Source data
★ ★ ★ ★ ★

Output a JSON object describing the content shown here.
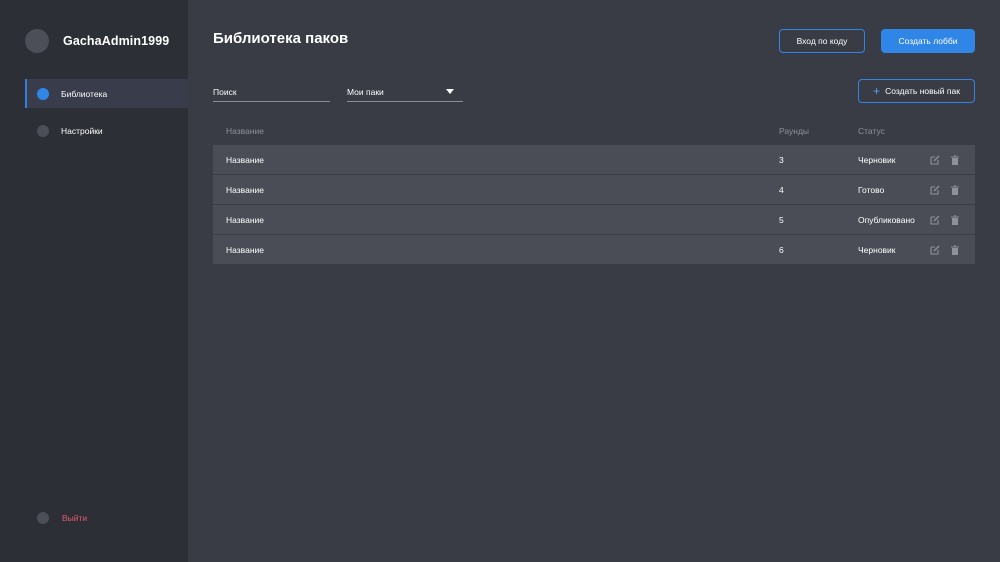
{
  "user": {
    "name": "GachaAdmin1999"
  },
  "sidebar": {
    "items": [
      {
        "label": "Библиотека",
        "active": true
      },
      {
        "label": "Настройки",
        "active": false
      }
    ],
    "logout_label": "Выйти"
  },
  "header": {
    "title": "Библиотека паков",
    "join_by_code_label": "Вход по коду",
    "create_lobby_label": "Создать лобби"
  },
  "filters": {
    "search_placeholder": "Поиск",
    "pack_filter_value": "Мои паки",
    "create_pack_label": "Создать новый пак"
  },
  "table": {
    "columns": {
      "name": "Название",
      "rounds": "Раунды",
      "status": "Статус"
    },
    "rows": [
      {
        "name": "Название",
        "rounds": "3",
        "status": "Черновик"
      },
      {
        "name": "Название",
        "rounds": "4",
        "status": "Готово"
      },
      {
        "name": "Название",
        "rounds": "5",
        "status": "Опубликовано"
      },
      {
        "name": "Название",
        "rounds": "6",
        "status": "Черновик"
      }
    ]
  },
  "colors": {
    "accent": "#2f86e6",
    "sidebar_bg": "#2d2f36",
    "main_bg": "#393b45",
    "row_bg": "#4b4d56",
    "danger": "#e05a72"
  }
}
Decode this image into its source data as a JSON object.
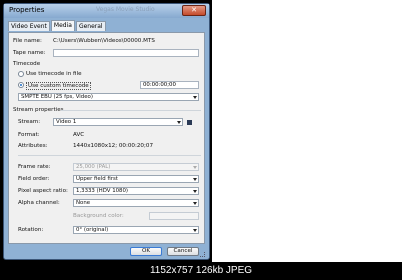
{
  "window": {
    "title": "Properties",
    "background_title": "Vegas Movie Studio",
    "close_label": "✕"
  },
  "tabs": [
    {
      "label": "Video Event"
    },
    {
      "label": "Media"
    },
    {
      "label": "General"
    }
  ],
  "media": {
    "file_name_label": "File name:",
    "file_name_value": "C:\\Users\\Wubben\\Videos\\00000.MTS",
    "tape_name_label": "Tape name:",
    "tape_name_value": "",
    "timecode_label": "Timecode",
    "timecode_in_file_label": "Use timecode in file",
    "custom_timecode_label": "Use custom timecode",
    "custom_timecode_value": "00:00:00;00",
    "timecode_format": "SMPTE EBU (25 fps, Video)",
    "stream_properties_label": "Stream properties",
    "stream_label": "Stream:",
    "stream_value": "Video 1",
    "format_label": "Format:",
    "format_value": "AVC",
    "attributes_label": "Attributes:",
    "attributes_value": "1440x1080x12; 00:00:20;07",
    "frame_rate_label": "Frame rate:",
    "frame_rate_value": "25,000 (PAL)",
    "field_order_label": "Field order:",
    "field_order_value": "Upper field first",
    "pixel_aspect_label": "Pixel aspect ratio:",
    "pixel_aspect_value": "1,3333 (HDV 1080)",
    "alpha_channel_label": "Alpha channel:",
    "alpha_channel_value": "None",
    "background_color_label": "Background color:",
    "rotation_label": "Rotation:",
    "rotation_value": "0° (original)"
  },
  "buttons": {
    "ok": "OK",
    "cancel": "Cancel"
  },
  "status": {
    "text": "1152x757  126kb JPEG"
  }
}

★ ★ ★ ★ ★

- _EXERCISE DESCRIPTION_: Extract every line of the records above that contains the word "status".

- _ANSWER SPACE_:
      "status": "Статус"
        "status": "Черновик"
        "status": "Готово"
        "status": "Опубликовано"
        "status": "Черновик"
  "status": {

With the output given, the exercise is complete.